• TASK REQUIREMENTS:
Find and copy each line of the listing below that has the word "value" in it.
◆ ◆ ◆
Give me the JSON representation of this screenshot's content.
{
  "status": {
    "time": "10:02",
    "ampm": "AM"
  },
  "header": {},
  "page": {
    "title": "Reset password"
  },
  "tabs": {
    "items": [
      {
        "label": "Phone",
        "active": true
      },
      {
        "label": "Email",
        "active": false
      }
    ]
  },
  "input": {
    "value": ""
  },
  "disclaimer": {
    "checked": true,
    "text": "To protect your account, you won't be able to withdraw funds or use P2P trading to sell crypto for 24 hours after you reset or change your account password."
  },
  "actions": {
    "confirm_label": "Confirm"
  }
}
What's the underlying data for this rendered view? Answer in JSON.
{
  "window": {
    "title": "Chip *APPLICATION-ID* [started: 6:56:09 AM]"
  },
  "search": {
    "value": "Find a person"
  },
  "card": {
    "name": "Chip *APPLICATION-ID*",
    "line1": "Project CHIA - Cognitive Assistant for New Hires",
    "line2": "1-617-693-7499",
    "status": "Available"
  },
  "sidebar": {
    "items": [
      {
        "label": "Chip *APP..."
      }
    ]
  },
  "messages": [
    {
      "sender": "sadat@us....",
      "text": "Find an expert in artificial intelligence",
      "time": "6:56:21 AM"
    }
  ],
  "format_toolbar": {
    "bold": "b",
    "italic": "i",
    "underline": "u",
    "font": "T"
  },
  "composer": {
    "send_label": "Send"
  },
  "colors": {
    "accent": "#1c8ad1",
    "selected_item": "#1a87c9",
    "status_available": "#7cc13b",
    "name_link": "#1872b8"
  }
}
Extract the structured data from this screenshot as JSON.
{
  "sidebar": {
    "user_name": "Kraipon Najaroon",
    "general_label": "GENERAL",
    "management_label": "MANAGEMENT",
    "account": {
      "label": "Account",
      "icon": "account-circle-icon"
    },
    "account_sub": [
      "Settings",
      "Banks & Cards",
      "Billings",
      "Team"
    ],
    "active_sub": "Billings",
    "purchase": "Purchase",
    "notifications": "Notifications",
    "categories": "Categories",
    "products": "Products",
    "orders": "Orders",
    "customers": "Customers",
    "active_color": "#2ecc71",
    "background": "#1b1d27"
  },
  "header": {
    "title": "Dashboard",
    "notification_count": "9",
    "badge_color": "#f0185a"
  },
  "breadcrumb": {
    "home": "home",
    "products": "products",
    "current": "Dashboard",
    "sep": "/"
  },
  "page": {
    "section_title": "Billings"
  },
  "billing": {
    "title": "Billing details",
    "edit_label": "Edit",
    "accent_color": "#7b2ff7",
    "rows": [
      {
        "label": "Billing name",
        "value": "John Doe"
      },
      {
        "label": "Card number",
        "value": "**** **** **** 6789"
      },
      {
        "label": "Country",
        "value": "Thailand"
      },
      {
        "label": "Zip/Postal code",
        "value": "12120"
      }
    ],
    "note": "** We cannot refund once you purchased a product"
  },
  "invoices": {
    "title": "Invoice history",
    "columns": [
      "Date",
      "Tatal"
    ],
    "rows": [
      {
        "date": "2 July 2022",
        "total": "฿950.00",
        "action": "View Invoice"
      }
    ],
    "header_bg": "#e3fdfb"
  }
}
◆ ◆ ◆
• EXERCISE SOLUTION:
    "value": ""
    "value": "Find a person"
        "value": "John Doe"
        "value": "**** **** **** 6789"
        "value": "Thailand"
        "value": "12120"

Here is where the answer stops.